[Note 10] 1972 House Doc. No. 3968 entitled, "An Act prohibiting the use of the computer under the control of the registrar of motor vehicles by any person not employed by the commonwealth," provided:
"The registrar of motor vehicles shall not permit any person not employed by the commonwealth to use the computer terminal under his control, directly or indirectly, whether for inquiry into the computer program or otherwise."
1972 House Doc. No. 4554 entitled, "An Act relative to the public availability of certain records of the registry of motor Vehicles," provided:
"Chapter 90 of the General Laws is hereby amended by inserting after section 30 the following section:Ú
Section 30A. The registrar in making records available to the public relative to licenses which have been suspended or revoked under the provisions of this chapter, shall not make any computor [sic] or tabulation system of the registry for listing such suspensions and revocations available to any person, company or corporation or in any way permit such an examination of the registry's records relative to such suspensions and revocations as would in any way disrupt the normal daily routine of the registry or make it the provider of business information for any outside agency, enterprise or company."
These two bills were referred to the House Committee on Public Safety, which reported out the bill which subsequently became G. L. c. 90, s. 30A. See 1972 House Doc. No. 5454.

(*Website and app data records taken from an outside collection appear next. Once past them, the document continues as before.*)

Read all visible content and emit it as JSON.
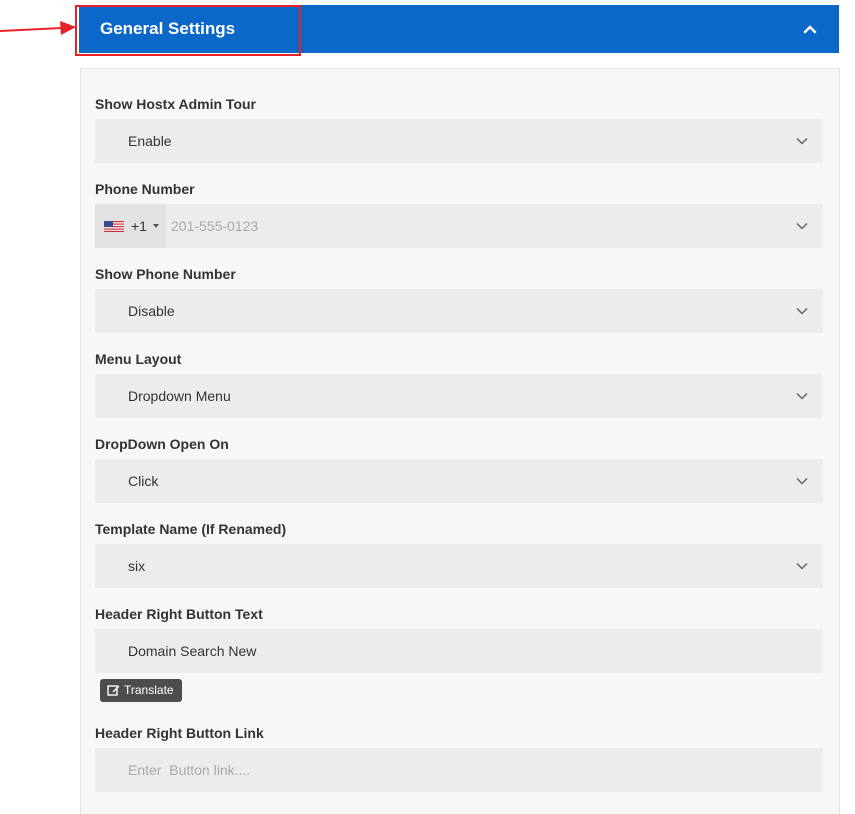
{
  "header": {
    "title": "General Settings"
  },
  "fields": {
    "admin_tour": {
      "label": "Show Hostx Admin Tour",
      "value": "Enable"
    },
    "phone": {
      "label": "Phone Number",
      "dial_code": "+1",
      "placeholder": "201-555-0123"
    },
    "show_phone": {
      "label": "Show Phone Number",
      "value": "Disable"
    },
    "menu_layout": {
      "label": "Menu Layout",
      "value": "Dropdown Menu"
    },
    "dropdown_open": {
      "label": "DropDown Open On",
      "value": "Click"
    },
    "template_name": {
      "label": "Template Name (If Renamed)",
      "value": "six"
    },
    "header_button_text": {
      "label": "Header Right Button Text",
      "value": "Domain Search New",
      "translate_label": "Translate"
    },
    "header_button_link": {
      "label": "Header Right Button Link",
      "placeholder": "Enter  Button link...."
    }
  },
  "colors": {
    "header_bg": "#0b68c9",
    "highlight": "#e8202a",
    "panel_bg": "#f7f7f7",
    "field_bg": "#ececec"
  },
  "icons": {
    "collapse": "chevron-up-icon",
    "select_arrow": "chevron-down-icon",
    "flag": "us-flag-icon",
    "translate": "edit-icon",
    "annotation": "red-arrow-icon"
  }
}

[Note 11] Because we reach the merits of the plaintiffs' claims, we need not address whether they have standing. We observe, however, that in order to resolve the issue of standing, we must find that they have "allege[d] an injury within the area of concern of the statute or regulatory scheme under which the injurious action has occurred." Massachusetts Ass'n of Indep. Ins. Agents & Brokers, Inc. v. Commissioner of Ins., 373 Mass. 290 , 293 (1977). We must therefore reach the merits and construe the statute in any event. In light of our conclusion as to the statute's area of concern, neither the plaintiffs' alleged economic injuries nor the DRIVE program's alleged intrusion into the plaintiffs' privacy as vehicle registrants constitute injuries that G. L. c. 90, s. 30A, was intended to remedy.
[Note 12] We neither endorse nor reject the registrar's interpretation that one can "indirectly" use a keyboard by getting someone else to use it.
[Note 13] The supervisor of public records issued his opinion that G. L. c. 90, s. 30A, prohibited on-line access to the registry's records in a letter dated March 29, 1990; he later rescinded this opinion and reached the opposite conclusion in a letter dated March 30, 1994.
[Note 14] General Laws c. 90C, s. 7A, inserted by St. 1991, c. 138, s. 163, provides:
"The administrative justice of the district court department and the registrar may jointly determine that any communication between the courts and the registry required to implement chapter ninety or this chapter may be accomplished solely by electronic means. The registrar may determine that any other communication by or to the registry required to implement chapter ninety or this chapter may be accomplished solely by electronic means."